It is very funny at times, no doubt. There are some absolutely laugh-out-loud moments. The sequence in which Aladeen (Sacha Baron Cohen)and his partner Nadal (Jason Mantzoukas) take a helicopter tour of New York City and absolutely freak out the midwestern couple with them is a riot. And I adored the scenes late in the film when we see how Aladeen has used his skills as a fascist dictator to remodel Zoey’s hippie grocery into a far more efficient store. (I really laughed when you first hear one of the employees refer to him as “Supreme Grocer.”)
My favorite moment in the movie is hard to describe on paper. OK, it takes place in Kathryn Hahn’s uterus. I will say no more!
But the film is all over the place. I usually admire films that are ferocious about pursuing jokes. There definitely are some great movies that don’t really concern themselves with plot, but rather focus on just moving from the funniest possible line or moment to the next. … [continued]
I really enjoyed the Brad Bird-directed fourth installment in Tom Cruise’s Mission: Impossible series (click here for my review), and that made me want to go back and watch the third installment. I’d really enjoyed Mission Impossible III back when it was released, and it was great fun to re-watch.
I have some issues with the first Mission: Impossible film, but overall I think it’s pretty successful. I think the first 40-45 minutes of Mission: Impossible II are pretty great, but then the whole thing collapses into a big awful mess. The third and fourth M:I films have been far more successful than the first two, in my opinion — J. J. Abrams and Brad Bird have crafted films that are much closer to what I’d like these Mission: Impossible films to be.
Mission: Impossible III represents J. J. Abrams’ theatrical directorial debut, but you’d never know it by watching the film. The movie looks amazing, and is directed with incredible confidence and grace by Mr. Abrams. His camera is constantly active — not to the degree that you’re distracted by it, but in a way that throws the audience right into the middle of the visceral action.

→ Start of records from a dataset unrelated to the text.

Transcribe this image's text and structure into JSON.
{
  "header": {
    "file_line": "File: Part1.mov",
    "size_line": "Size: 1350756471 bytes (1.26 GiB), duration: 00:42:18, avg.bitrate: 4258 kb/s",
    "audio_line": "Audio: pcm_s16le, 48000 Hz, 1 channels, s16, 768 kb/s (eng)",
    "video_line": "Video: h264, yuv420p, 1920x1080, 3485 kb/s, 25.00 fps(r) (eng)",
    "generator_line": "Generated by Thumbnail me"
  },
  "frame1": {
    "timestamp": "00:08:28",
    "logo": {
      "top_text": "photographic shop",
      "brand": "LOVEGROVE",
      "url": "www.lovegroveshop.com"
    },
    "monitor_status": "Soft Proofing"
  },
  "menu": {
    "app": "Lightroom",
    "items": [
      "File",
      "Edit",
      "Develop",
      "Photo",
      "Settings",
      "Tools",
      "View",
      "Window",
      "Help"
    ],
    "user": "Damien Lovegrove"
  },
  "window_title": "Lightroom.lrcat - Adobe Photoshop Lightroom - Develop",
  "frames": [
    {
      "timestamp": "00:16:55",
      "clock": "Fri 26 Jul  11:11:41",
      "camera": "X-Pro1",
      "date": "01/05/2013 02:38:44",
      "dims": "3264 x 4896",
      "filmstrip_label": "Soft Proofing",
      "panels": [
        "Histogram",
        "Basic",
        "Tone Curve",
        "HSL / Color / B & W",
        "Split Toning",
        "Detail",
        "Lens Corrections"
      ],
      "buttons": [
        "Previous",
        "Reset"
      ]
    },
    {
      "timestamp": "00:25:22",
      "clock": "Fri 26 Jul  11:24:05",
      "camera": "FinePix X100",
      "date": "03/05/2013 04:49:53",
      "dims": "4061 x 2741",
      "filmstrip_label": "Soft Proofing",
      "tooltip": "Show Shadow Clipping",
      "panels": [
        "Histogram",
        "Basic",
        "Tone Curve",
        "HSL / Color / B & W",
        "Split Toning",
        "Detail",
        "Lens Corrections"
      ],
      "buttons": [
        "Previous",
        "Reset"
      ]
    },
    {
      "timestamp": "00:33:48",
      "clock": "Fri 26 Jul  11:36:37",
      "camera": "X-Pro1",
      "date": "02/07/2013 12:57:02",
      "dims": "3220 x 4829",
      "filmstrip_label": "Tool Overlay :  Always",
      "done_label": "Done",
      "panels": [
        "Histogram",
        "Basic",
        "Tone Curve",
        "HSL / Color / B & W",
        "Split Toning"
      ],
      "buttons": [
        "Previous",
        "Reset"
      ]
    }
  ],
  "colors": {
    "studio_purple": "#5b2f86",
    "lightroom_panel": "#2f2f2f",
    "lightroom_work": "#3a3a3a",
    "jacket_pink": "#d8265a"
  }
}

And boy is this film action-packed. I had forgotten just how many spectacular action set-pieces there are in the film. There’s that helicopter chase through a field of wind-powered turbines. There’s the complex break-in and kidnapping staged in the middle of the Vatican. There’s the brutal helicopter and drone attack on the IMF convoy traveling across a bridge. There’s the death-defying break-in to the skyscraper in Shanghai. I could go on! Each of those sequences could be the centerpiece of another action movie, they’re that good. Each sequence is a delight of twists and suspense, marvelously well-orchestrated by Mr. Abrams and his team.
Although there’s plenty of super-spy craziness in the film, all of the action in Mission: Impossible III feels far more gritty and grounded than that in the first two films. J.nJ. and his team make clear, right from the start, that they have set out to create a different type of M:I film. I love the very scary and very intense scene that opens the film (in which we see Ethan Hunt captured and tied to a chair, while Philip Seymour Hoffman counts down ten seconds before he says he will execute Ethan’s wife in front of him). It’s a terrifying moment, and also a very simple one — just three people and a gun in a darkened room. It’s not at all the way I’d expect this big-budget, fantasy super-spy movie to open.
The other strength of Mission: Impossible III is that, for the first time … [continued]